A microbus has collided with a truck in Kazakhstan, resulting in the death of its driver and all14 passengers on board. One of the three people who was in the truck later died in hospital. Police say the microbus was only certified to carry eight passengers.
Afghan President Hamid Karzai has said the recent killings of civilians by NATO could jeopardize the peace pact he signed with US President Barack Obama last week. The agreement covers the long-term role of the US in Afghanistan after its planned withdrawal in 2014. The move came after a coalition airstrike killed 14 people and injured six more.
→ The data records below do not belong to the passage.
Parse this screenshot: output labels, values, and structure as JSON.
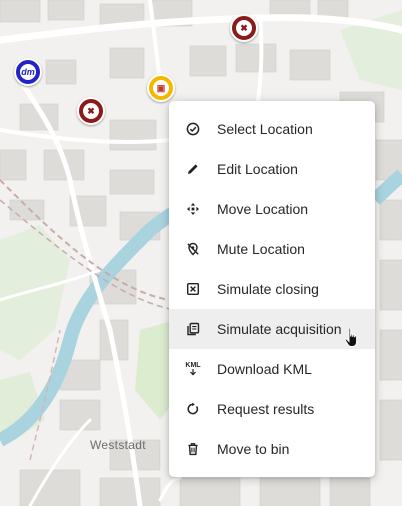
{
  "map": {
    "place_label": "Weststadt",
    "colors": {
      "background": "#f2f1ef",
      "building": "#dcdad6",
      "road": "#ffffff",
      "river": "#aad3df",
      "park": "#d8ead0",
      "rail": "#c9a8a8"
    },
    "markers": [
      {
        "name": "closed-location-marker-top",
        "icon": "closed-icon",
        "color": "#8b1a1a"
      },
      {
        "name": "dm-store-marker",
        "icon": "dm-logo-icon",
        "text": "dm",
        "color": "#2323c8"
      },
      {
        "name": "closed-location-marker-left",
        "icon": "closed-icon",
        "color": "#8b1a1a"
      },
      {
        "name": "selected-location-marker",
        "icon": "shop-icon",
        "color": "#f5b800"
      }
    ]
  },
  "context_menu": {
    "items": [
      {
        "label": "Select Location",
        "icon": "check-circle-icon"
      },
      {
        "label": "Edit Location",
        "icon": "pencil-icon"
      },
      {
        "label": "Move Location",
        "icon": "move-arrows-icon"
      },
      {
        "label": "Mute Location",
        "icon": "location-off-icon"
      },
      {
        "label": "Simulate closing",
        "icon": "close-box-icon"
      },
      {
        "label": "Simulate acquisition",
        "icon": "copy-document-icon"
      },
      {
        "label": "Download KML",
        "icon": "kml-download-icon",
        "icon_text": "KML"
      },
      {
        "label": "Request results",
        "icon": "refresh-icon"
      },
      {
        "label": "Move to bin",
        "icon": "trash-icon"
      }
    ],
    "hovered_item": "Simulate acquisition"
  }
}
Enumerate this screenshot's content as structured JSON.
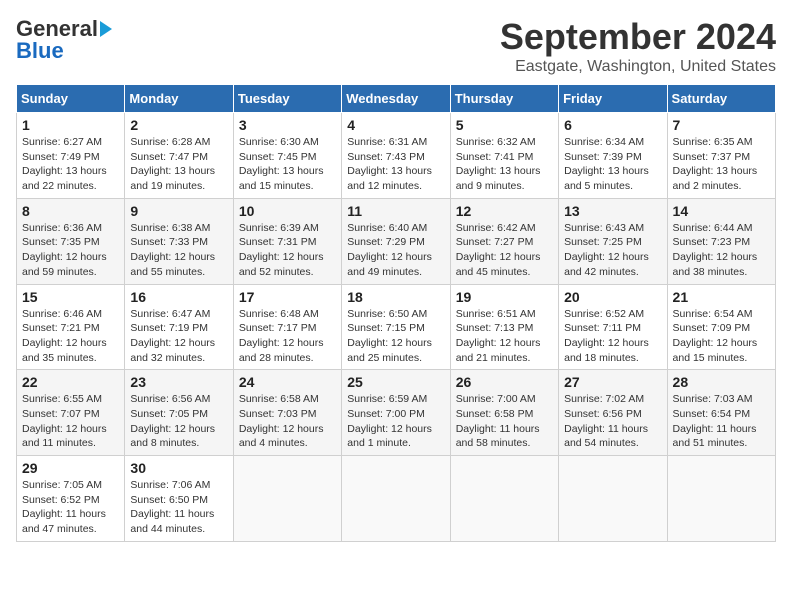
{
  "header": {
    "logo_general": "General",
    "logo_blue": "Blue",
    "title": "September 2024",
    "subtitle": "Eastgate, Washington, United States"
  },
  "calendar": {
    "columns": [
      "Sunday",
      "Monday",
      "Tuesday",
      "Wednesday",
      "Thursday",
      "Friday",
      "Saturday"
    ],
    "weeks": [
      [
        null,
        {
          "day": "2",
          "sunrise": "6:28 AM",
          "sunset": "7:47 PM",
          "daylight": "13 hours and 19 minutes."
        },
        {
          "day": "3",
          "sunrise": "6:30 AM",
          "sunset": "7:45 PM",
          "daylight": "13 hours and 15 minutes."
        },
        {
          "day": "4",
          "sunrise": "6:31 AM",
          "sunset": "7:43 PM",
          "daylight": "13 hours and 12 minutes."
        },
        {
          "day": "5",
          "sunrise": "6:32 AM",
          "sunset": "7:41 PM",
          "daylight": "13 hours and 9 minutes."
        },
        {
          "day": "6",
          "sunrise": "6:34 AM",
          "sunset": "7:39 PM",
          "daylight": "13 hours and 5 minutes."
        },
        {
          "day": "7",
          "sunrise": "6:35 AM",
          "sunset": "7:37 PM",
          "daylight": "13 hours and 2 minutes."
        }
      ],
      [
        {
          "day": "1",
          "sunrise": "6:27 AM",
          "sunset": "7:49 PM",
          "daylight": "13 hours and 22 minutes."
        },
        {
          "day": "9",
          "sunrise": "6:38 AM",
          "sunset": "7:33 PM",
          "daylight": "12 hours and 55 minutes."
        },
        {
          "day": "10",
          "sunrise": "6:39 AM",
          "sunset": "7:31 PM",
          "daylight": "12 hours and 52 minutes."
        },
        {
          "day": "11",
          "sunrise": "6:40 AM",
          "sunset": "7:29 PM",
          "daylight": "12 hours and 49 minutes."
        },
        {
          "day": "12",
          "sunrise": "6:42 AM",
          "sunset": "7:27 PM",
          "daylight": "12 hours and 45 minutes."
        },
        {
          "day": "13",
          "sunrise": "6:43 AM",
          "sunset": "7:25 PM",
          "daylight": "12 hours and 42 minutes."
        },
        {
          "day": "14",
          "sunrise": "6:44 AM",
          "sunset": "7:23 PM",
          "daylight": "12 hours and 38 minutes."
        }
      ],
      [
        {
          "day": "8",
          "sunrise": "6:36 AM",
          "sunset": "7:35 PM",
          "daylight": "12 hours and 59 minutes."
        },
        {
          "day": "16",
          "sunrise": "6:47 AM",
          "sunset": "7:19 PM",
          "daylight": "12 hours and 32 minutes."
        },
        {
          "day": "17",
          "sunrise": "6:48 AM",
          "sunset": "7:17 PM",
          "daylight": "12 hours and 28 minutes."
        },
        {
          "day": "18",
          "sunrise": "6:50 AM",
          "sunset": "7:15 PM",
          "daylight": "12 hours and 25 minutes."
        },
        {
          "day": "19",
          "sunrise": "6:51 AM",
          "sunset": "7:13 PM",
          "daylight": "12 hours and 21 minutes."
        },
        {
          "day": "20",
          "sunrise": "6:52 AM",
          "sunset": "7:11 PM",
          "daylight": "12 hours and 18 minutes."
        },
        {
          "day": "21",
          "sunrise": "6:54 AM",
          "sunset": "7:09 PM",
          "daylight": "12 hours and 15 minutes."
        }
      ],
      [
        {
          "day": "15",
          "sunrise": "6:46 AM",
          "sunset": "7:21 PM",
          "daylight": "12 hours and 35 minutes."
        },
        {
          "day": "23",
          "sunrise": "6:56 AM",
          "sunset": "7:05 PM",
          "daylight": "12 hours and 8 minutes."
        },
        {
          "day": "24",
          "sunrise": "6:58 AM",
          "sunset": "7:03 PM",
          "daylight": "12 hours and 4 minutes."
        },
        {
          "day": "25",
          "sunrise": "6:59 AM",
          "sunset": "7:00 PM",
          "daylight": "12 hours and 1 minute."
        },
        {
          "day": "26",
          "sunrise": "7:00 AM",
          "sunset": "6:58 PM",
          "daylight": "11 hours and 58 minutes."
        },
        {
          "day": "27",
          "sunrise": "7:02 AM",
          "sunset": "6:56 PM",
          "daylight": "11 hours and 54 minutes."
        },
        {
          "day": "28",
          "sunrise": "7:03 AM",
          "sunset": "6:54 PM",
          "daylight": "11 hours and 51 minutes."
        }
      ],
      [
        {
          "day": "22",
          "sunrise": "6:55 AM",
          "sunset": "7:07 PM",
          "daylight": "12 hours and 11 minutes."
        },
        {
          "day": "30",
          "sunrise": "7:06 AM",
          "sunset": "6:50 PM",
          "daylight": "11 hours and 44 minutes."
        },
        null,
        null,
        null,
        null,
        null
      ],
      [
        {
          "day": "29",
          "sunrise": "7:05 AM",
          "sunset": "6:52 PM",
          "daylight": "11 hours and 47 minutes."
        },
        null,
        null,
        null,
        null,
        null,
        null
      ]
    ]
  }
}
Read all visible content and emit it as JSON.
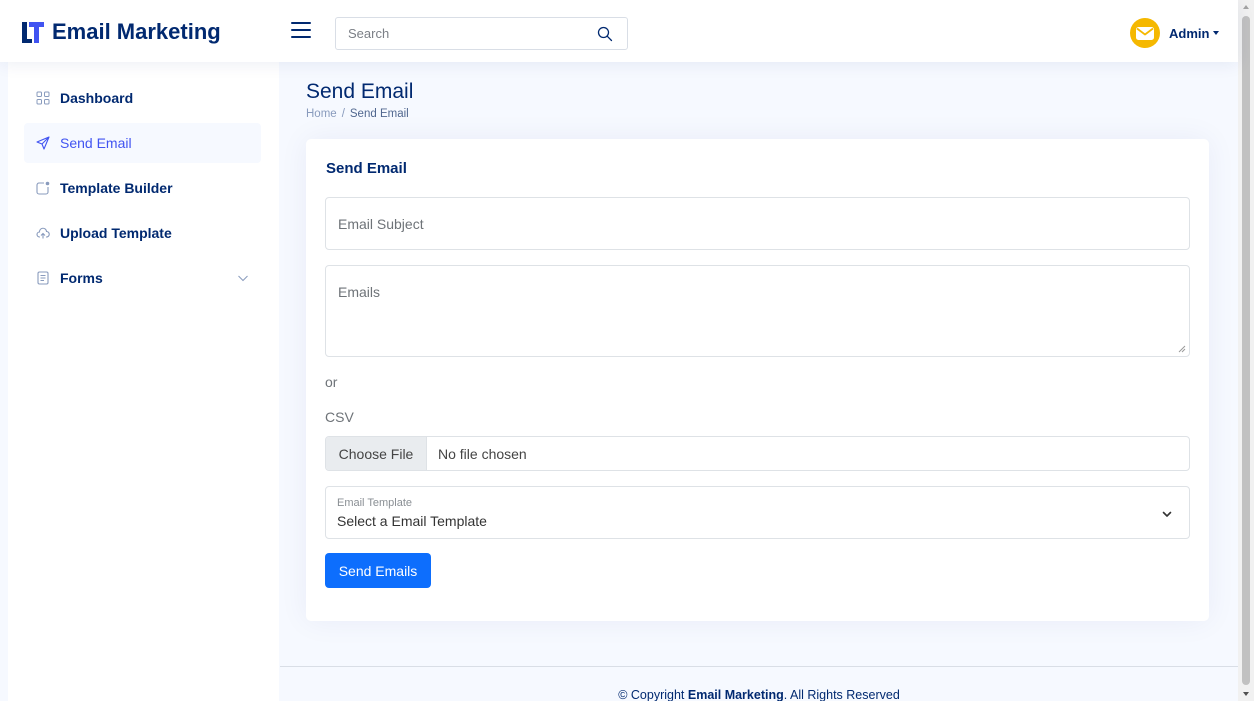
{
  "app": {
    "title": "Email Marketing",
    "brand_color": "#012970",
    "accent_color": "#4154f1",
    "logo_icon": "logo-mark-icon"
  },
  "header": {
    "menu_icon": "hamburger-icon",
    "search": {
      "placeholder": "Search",
      "value": "",
      "icon": "search-icon"
    },
    "profile": {
      "name": "Admin",
      "avatar_icon": "envelope-icon",
      "avatar_color": "#f5b800"
    }
  },
  "sidebar": {
    "items": [
      {
        "label": "Dashboard",
        "icon": "grid-icon",
        "active": false
      },
      {
        "label": "Send Email",
        "icon": "send-icon",
        "active": true
      },
      {
        "label": "Template Builder",
        "icon": "template-icon",
        "active": false
      },
      {
        "label": "Upload Template",
        "icon": "cloud-upload-icon",
        "active": false
      },
      {
        "label": "Forms",
        "icon": "form-icon",
        "active": false,
        "has_submenu": true
      }
    ]
  },
  "page": {
    "title": "Send Email",
    "breadcrumb": [
      "Home",
      "Send Email"
    ]
  },
  "form": {
    "card_title": "Send Email",
    "subject_placeholder": "Email Subject",
    "emails_placeholder": "Emails",
    "or_text": "or",
    "csv_label": "CSV",
    "file_button": "Choose File",
    "file_status": "No file chosen",
    "template_label": "Email Template",
    "template_value": "Select a Email Template",
    "submit_label": "Send Emails",
    "submit_color": "#0d6efd"
  },
  "footer": {
    "prefix": "© Copyright ",
    "brand": "Email Marketing",
    "suffix": ". All Rights Reserved"
  }
}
Former Pennsylvania senator and Republican presidential candidate Rick Santorum has endorsed Mitt Romney, the now all-but-certain Republican nominee in the presidential election. Santorum said “above all else” he and his former opponent agreed that Obama must be defeated. Santorum previously attacked Romney for being a flip-flopper and way too liberal for the Republican Party and even suggested the country was better off staying with President Obama than electing someone with a vision that was marginally different to that of the current administration.
Al-Jazeera English has announced that it will be closing its Beijing bureau after China refused to renew correspondent’s accreditation for Melissa Chan, a prominent reporter for the news channel. The channel said it was forced to shut down the bureau as China also refused to grant visas to replacement correspondents. Al-Jazeera also indicated that it would work with Chinese authorities to reopen the bureau. Melissa Chan has been Al-Jazeera English’s correspondent in Beijing since 2007.
Israel’s ruling Likud party has forged an agreement with the opposition Kadima party, thereby cancelling early parliamentary elections, the country’s media reports. The agreement was reached early on Tuesday after prolonged negotiations in the parliament, which was set to vote on whether to dissolve itself ahead of the proposed early elections. The deal was also reportedly conditional on Benjamin Netanyahu’s support for the deferment of ultra-Orthodox Jews being conscripted into the military, a contentious issue between Likud and Kadima. Earlier, the government had called for parliamentary elections on September 4, though they were originally scheduled for next year.